- _Try it_
For this exercise, copy each line of the records that contains the word "title".

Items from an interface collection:
=======

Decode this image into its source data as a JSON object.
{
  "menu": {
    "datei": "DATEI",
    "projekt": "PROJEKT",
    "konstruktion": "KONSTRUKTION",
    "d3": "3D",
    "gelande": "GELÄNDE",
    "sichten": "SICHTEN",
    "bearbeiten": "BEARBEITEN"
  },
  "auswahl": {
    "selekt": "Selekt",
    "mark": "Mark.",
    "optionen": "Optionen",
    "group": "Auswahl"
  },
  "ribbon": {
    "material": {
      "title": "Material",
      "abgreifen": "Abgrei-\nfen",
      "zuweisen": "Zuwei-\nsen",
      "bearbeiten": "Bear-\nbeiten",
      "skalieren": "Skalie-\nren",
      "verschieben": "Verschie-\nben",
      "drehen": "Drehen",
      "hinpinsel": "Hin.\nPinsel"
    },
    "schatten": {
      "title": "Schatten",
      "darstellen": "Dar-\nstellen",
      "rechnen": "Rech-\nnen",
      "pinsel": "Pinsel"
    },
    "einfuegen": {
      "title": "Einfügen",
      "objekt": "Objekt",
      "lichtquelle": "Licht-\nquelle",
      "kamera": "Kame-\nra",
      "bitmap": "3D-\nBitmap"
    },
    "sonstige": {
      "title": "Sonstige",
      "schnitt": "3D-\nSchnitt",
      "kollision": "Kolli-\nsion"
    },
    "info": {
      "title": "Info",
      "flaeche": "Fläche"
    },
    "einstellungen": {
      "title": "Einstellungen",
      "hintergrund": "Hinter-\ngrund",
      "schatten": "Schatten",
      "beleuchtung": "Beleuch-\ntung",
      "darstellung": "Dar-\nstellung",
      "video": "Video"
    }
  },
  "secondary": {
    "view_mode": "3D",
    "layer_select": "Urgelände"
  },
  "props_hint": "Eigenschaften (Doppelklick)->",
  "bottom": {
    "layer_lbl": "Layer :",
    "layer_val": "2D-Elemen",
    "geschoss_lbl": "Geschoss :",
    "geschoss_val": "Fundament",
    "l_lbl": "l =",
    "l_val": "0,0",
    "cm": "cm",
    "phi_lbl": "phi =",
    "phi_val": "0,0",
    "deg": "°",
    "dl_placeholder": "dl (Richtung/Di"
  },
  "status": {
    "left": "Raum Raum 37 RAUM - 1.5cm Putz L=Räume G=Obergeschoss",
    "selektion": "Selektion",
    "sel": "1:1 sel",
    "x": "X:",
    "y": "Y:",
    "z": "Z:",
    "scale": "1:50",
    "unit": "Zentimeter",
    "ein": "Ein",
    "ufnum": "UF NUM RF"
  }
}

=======

- _Answer section_
      "title": "Material",
      "title": "Schatten",
      "title": "Einfügen",
      "title": "Sonstige",
      "title": "Info",
      "title": "Einstellungen",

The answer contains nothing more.